App and web page records
◇ ◇ ◇ ◇
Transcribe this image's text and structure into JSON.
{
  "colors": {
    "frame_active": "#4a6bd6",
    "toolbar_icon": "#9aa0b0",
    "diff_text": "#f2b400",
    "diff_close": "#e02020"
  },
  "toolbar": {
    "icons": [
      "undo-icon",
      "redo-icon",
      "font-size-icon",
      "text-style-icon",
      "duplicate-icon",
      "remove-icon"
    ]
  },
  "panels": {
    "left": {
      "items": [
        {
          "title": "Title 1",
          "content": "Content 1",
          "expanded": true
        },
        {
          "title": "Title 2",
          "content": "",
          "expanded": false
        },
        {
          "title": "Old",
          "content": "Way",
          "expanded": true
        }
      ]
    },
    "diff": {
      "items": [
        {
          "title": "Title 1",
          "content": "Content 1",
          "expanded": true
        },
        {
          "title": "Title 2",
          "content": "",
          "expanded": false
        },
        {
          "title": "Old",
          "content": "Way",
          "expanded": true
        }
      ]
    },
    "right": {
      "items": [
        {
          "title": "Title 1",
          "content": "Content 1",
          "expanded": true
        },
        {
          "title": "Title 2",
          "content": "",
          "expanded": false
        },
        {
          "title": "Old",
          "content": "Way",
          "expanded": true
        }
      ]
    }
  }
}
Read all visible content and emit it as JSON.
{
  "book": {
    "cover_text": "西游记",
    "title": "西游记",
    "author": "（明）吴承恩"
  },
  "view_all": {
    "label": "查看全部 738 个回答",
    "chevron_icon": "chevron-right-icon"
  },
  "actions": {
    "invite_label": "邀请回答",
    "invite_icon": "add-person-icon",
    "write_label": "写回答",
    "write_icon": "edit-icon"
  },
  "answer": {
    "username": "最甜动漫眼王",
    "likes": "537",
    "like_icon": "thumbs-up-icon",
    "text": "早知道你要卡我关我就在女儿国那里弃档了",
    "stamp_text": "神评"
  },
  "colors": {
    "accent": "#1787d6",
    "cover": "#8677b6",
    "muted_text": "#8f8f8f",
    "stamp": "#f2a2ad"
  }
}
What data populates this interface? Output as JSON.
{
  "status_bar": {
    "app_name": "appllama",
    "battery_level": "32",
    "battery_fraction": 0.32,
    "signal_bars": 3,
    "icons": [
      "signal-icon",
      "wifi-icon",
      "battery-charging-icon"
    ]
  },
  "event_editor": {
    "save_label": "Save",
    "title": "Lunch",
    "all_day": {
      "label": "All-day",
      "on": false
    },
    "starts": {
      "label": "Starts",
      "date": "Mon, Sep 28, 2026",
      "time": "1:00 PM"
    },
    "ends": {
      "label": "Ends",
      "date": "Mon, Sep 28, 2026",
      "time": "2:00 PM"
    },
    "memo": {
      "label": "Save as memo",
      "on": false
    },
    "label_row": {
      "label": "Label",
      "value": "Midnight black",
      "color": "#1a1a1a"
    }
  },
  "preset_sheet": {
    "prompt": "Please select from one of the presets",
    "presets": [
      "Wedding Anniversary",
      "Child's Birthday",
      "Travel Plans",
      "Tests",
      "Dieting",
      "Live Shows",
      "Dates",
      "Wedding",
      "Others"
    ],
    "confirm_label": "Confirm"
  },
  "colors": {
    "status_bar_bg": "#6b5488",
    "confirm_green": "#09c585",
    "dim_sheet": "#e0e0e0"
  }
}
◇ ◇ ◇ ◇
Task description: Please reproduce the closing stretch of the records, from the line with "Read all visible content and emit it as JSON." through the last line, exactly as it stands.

Your response:
Read all visible content and emit it as JSON.
{
  "book": {
    "cover_text": "西游记",
    "title": "西游记",
    "author": "（明）吴承恩"
  },
  "view_all": {
    "label": "查看全部 738 个回答",
    "chevron_icon": "chevron-right-icon"
  },
  "actions": {
    "invite_label": "邀请回答",
    "invite_icon": "add-person-icon",
    "write_label": "写回答",
    "write_icon": "edit-icon"
  },
  "answer": {
    "username": "最甜动漫眼王",
    "likes": "537",
    "like_icon": "thumbs-up-icon",
    "text": "早知道你要卡我关我就在女儿国那里弃档了",
    "stamp_text": "神评"
  },
  "colors": {
    "accent": "#1787d6",
    "cover": "#8677b6",
    "muted_text": "#8f8f8f",
    "stamp": "#f2a2ad"
  }
}
What data populates this interface? Output as JSON.
{
  "status_bar": {
    "app_name": "appllama",
    "battery_level": "32",
    "battery_fraction": 0.32,
    "signal_bars": 3,
    "icons": [
      "signal-icon",
      "wifi-icon",
      "battery-charging-icon"
    ]
  },
  "event_editor": {
    "save_label": "Save",
    "title": "Lunch",
    "all_day": {
      "label": "All-day",
      "on": false
    },
    "starts": {
      "label": "Starts",
      "date": "Mon, Sep 28, 2026",
      "time": "1:00 PM"
    },
    "ends": {
      "label": "Ends",
      "date": "Mon, Sep 28, 2026",
      "time": "2:00 PM"
    },
    "memo": {
      "label": "Save as memo",
      "on": false
    },
    "label_row": {
      "label": "Label",
      "value": "Midnight black",
      "color": "#1a1a1a"
    }
  },
  "preset_sheet": {
    "prompt": "Please select from one of the presets",
    "presets": [
      "Wedding Anniversary",
      "Child's Birthday",
      "Travel Plans",
      "Tests",
      "Dieting",
      "Live Shows",
      "Dates",
      "Wedding",
      "Others"
    ],
    "confirm_label": "Confirm"
  },
  "colors": {
    "status_bar_bg": "#6b5488",
    "confirm_green": "#09c585",
    "dim_sheet": "#e0e0e0"
  }
}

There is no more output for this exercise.